START INFORMATION

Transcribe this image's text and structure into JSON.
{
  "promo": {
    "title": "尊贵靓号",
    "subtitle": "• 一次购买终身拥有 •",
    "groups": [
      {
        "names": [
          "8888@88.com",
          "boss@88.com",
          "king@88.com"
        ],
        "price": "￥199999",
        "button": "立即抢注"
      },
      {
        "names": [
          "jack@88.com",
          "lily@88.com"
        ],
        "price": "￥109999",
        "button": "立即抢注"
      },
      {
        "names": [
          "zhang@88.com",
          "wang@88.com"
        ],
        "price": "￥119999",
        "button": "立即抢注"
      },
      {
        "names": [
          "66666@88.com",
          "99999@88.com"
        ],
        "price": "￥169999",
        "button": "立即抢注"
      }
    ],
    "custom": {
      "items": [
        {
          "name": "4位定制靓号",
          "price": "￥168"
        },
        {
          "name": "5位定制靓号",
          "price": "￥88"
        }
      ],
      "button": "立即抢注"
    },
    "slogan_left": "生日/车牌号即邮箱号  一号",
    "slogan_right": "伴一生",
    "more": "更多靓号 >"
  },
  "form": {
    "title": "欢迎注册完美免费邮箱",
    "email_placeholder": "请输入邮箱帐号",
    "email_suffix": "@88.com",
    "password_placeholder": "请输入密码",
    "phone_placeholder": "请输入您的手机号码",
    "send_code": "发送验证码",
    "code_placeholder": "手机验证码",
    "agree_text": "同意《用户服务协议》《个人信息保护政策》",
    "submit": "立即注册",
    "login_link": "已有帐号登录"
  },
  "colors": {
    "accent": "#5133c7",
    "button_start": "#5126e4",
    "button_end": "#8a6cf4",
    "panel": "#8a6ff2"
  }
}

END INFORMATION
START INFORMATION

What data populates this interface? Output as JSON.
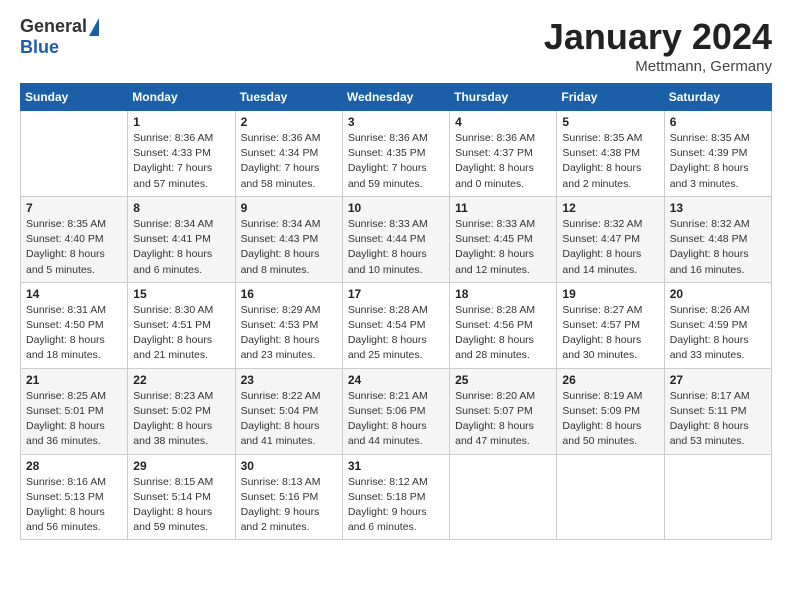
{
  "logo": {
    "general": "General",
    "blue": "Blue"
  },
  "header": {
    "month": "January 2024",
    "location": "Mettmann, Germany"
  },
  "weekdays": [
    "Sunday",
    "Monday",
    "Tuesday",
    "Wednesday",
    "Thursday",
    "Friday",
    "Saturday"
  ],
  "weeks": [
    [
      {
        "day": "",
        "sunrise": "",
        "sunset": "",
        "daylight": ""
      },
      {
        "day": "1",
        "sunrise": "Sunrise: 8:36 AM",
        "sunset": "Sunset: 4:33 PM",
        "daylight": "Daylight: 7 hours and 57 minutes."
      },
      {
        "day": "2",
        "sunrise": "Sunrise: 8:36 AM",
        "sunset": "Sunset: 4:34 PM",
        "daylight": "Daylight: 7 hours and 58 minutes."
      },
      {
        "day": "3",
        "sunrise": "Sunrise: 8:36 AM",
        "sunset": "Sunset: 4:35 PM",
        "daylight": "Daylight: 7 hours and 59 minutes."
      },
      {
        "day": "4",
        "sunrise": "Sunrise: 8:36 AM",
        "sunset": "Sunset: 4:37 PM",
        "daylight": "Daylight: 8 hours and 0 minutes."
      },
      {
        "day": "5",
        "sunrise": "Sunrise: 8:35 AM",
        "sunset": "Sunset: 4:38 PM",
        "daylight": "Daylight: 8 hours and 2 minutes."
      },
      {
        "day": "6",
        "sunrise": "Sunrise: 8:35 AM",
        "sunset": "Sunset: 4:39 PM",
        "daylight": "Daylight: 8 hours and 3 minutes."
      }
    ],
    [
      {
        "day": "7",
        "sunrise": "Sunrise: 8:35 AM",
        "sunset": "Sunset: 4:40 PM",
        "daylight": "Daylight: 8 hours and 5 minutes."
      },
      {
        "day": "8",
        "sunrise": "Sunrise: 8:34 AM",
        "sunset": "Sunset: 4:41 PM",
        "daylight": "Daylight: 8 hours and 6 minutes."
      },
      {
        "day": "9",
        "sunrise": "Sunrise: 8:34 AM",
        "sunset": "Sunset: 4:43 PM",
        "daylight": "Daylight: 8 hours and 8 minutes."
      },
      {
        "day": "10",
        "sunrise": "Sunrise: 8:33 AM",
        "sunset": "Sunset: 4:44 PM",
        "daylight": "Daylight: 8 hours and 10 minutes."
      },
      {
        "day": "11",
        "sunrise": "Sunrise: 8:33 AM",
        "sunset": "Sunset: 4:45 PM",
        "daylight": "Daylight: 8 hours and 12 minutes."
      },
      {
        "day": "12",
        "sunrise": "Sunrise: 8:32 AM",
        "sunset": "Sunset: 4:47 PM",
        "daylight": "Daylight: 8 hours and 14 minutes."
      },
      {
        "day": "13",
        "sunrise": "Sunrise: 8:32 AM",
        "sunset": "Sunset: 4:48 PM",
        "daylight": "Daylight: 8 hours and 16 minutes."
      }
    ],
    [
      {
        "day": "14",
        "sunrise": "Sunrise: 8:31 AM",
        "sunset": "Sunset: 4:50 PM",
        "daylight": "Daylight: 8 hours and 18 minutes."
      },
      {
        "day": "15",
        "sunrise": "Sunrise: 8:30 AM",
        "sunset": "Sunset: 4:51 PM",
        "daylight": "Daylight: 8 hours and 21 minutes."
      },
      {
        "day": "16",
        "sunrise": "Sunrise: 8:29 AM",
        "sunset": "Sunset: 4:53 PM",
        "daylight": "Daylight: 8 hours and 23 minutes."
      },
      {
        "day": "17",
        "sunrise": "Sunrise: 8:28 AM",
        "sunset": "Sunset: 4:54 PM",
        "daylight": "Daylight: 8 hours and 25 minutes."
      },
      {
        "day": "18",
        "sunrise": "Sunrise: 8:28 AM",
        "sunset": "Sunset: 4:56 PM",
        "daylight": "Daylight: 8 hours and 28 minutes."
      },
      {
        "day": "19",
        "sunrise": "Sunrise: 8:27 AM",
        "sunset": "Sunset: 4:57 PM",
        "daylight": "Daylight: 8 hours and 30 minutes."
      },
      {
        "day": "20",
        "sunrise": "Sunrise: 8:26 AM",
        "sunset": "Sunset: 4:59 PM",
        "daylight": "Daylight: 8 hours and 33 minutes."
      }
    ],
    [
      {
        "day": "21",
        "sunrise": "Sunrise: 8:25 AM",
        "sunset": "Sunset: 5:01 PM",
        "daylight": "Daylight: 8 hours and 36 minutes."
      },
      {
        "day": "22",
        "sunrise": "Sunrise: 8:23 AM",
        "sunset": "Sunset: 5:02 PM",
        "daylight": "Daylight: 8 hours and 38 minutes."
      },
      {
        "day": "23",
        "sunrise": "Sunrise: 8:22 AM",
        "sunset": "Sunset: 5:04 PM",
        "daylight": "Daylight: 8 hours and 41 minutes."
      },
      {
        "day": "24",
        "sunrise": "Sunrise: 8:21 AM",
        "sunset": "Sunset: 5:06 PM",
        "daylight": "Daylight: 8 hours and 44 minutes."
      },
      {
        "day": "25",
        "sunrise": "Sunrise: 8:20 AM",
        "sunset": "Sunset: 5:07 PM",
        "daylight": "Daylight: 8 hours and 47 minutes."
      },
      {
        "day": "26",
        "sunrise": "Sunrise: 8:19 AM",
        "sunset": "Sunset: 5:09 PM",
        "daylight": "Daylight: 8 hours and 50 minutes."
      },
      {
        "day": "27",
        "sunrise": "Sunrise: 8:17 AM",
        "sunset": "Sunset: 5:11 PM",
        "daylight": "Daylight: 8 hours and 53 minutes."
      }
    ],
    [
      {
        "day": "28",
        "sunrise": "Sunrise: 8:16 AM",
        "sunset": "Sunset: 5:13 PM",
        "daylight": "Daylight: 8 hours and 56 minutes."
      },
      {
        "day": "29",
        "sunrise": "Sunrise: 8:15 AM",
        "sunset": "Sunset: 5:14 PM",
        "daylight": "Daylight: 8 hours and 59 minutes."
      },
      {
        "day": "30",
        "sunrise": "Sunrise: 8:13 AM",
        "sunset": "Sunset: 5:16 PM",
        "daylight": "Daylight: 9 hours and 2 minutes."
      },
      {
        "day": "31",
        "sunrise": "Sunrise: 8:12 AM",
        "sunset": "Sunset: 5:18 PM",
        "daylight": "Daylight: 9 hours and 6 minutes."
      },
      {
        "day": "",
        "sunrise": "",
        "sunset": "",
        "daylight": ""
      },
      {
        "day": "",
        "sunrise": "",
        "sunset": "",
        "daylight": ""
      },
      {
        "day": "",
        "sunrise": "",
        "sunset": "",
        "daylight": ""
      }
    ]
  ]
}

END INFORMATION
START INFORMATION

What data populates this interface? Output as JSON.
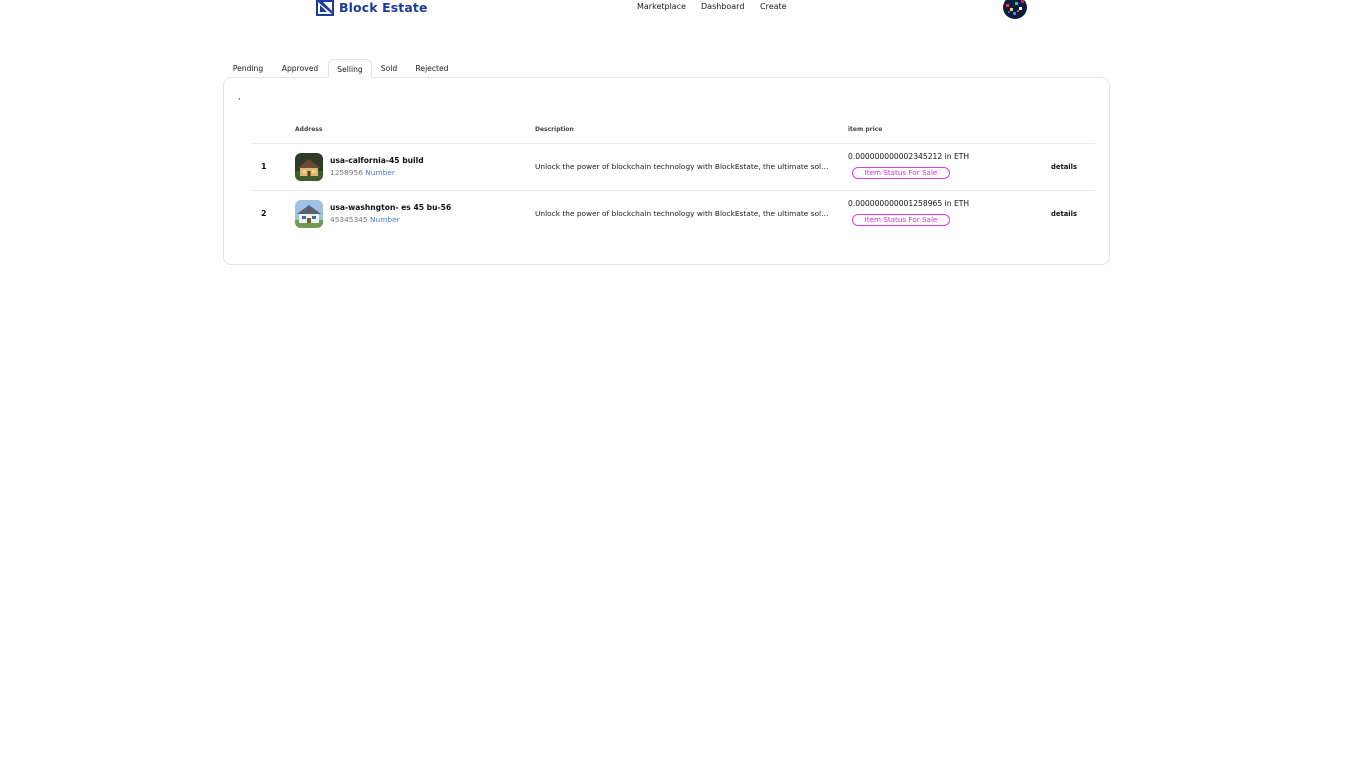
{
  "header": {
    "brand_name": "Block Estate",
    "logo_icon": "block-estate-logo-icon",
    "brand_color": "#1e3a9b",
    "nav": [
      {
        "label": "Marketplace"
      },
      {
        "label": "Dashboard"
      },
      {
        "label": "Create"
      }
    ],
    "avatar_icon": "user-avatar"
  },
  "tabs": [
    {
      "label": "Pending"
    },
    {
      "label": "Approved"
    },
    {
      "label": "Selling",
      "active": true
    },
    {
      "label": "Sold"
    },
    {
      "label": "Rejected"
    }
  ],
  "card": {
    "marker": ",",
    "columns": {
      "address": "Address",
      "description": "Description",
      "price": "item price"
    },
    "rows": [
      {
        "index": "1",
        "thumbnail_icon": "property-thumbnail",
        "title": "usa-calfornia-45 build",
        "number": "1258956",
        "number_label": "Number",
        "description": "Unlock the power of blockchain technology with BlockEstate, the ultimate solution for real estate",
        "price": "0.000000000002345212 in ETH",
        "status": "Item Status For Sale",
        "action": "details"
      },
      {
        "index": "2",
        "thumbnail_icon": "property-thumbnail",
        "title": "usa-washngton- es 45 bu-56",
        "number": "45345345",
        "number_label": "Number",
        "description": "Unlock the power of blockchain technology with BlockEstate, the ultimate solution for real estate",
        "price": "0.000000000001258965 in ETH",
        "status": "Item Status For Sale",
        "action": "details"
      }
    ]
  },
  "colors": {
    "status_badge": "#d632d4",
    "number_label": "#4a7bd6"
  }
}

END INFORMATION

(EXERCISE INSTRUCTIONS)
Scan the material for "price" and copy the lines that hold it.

(EXERCISE OUTPUT)
        "price": "￥199999",
        "price": "￥109999",
        "price": "￥119999",
        "price": "￥169999",
          "price": "￥168"
          "price": "￥88"
      "price": "item price"
        "price": "0.000000000002345212 in ETH",
        "price": "0.000000000001258965 in ETH",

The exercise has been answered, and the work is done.